*** Opening Exercise input ***

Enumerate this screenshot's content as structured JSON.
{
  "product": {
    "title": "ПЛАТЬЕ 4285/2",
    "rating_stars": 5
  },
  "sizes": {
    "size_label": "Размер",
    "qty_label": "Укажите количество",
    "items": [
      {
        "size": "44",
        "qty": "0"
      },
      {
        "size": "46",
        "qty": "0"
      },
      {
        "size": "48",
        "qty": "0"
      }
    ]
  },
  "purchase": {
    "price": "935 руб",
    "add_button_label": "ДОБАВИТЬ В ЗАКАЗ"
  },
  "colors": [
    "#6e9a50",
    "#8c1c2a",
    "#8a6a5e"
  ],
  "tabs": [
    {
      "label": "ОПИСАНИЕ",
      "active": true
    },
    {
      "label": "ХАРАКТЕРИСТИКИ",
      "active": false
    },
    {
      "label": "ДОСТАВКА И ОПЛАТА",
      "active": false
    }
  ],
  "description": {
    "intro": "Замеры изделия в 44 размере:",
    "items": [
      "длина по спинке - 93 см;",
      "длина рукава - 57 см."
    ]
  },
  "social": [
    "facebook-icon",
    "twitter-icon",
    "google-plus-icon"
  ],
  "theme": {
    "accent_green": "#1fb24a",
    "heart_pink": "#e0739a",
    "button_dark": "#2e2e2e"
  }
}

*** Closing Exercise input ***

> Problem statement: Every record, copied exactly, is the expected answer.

> Completed exercise:
Enumerate this screenshot's content as structured JSON.
{
  "product": {
    "title": "ПЛАТЬЕ 4285/2",
    "rating_stars": 5
  },
  "sizes": {
    "size_label": "Размер",
    "qty_label": "Укажите количество",
    "items": [
      {
        "size": "44",
        "qty": "0"
      },
      {
        "size": "46",
        "qty": "0"
      },
      {
        "size": "48",
        "qty": "0"
      }
    ]
  },
  "purchase": {
    "price": "935 руб",
    "add_button_label": "ДОБАВИТЬ В ЗАКАЗ"
  },
  "colors": [
    "#6e9a50",
    "#8c1c2a",
    "#8a6a5e"
  ],
  "tabs": [
    {
      "label": "ОПИСАНИЕ",
      "active": true
    },
    {
      "label": "ХАРАКТЕРИСТИКИ",
      "active": false
    },
    {
      "label": "ДОСТАВКА И ОПЛАТА",
      "active": false
    }
  ],
  "description": {
    "intro": "Замеры изделия в 44 размере:",
    "items": [
      "длина по спинке - 93 см;",
      "длина рукава - 57 см."
    ]
  },
  "social": [
    "facebook-icon",
    "twitter-icon",
    "google-plus-icon"
  ],
  "theme": {
    "accent_green": "#1fb24a",
    "heart_pink": "#e0739a",
    "button_dark": "#2e2e2e"
  }
}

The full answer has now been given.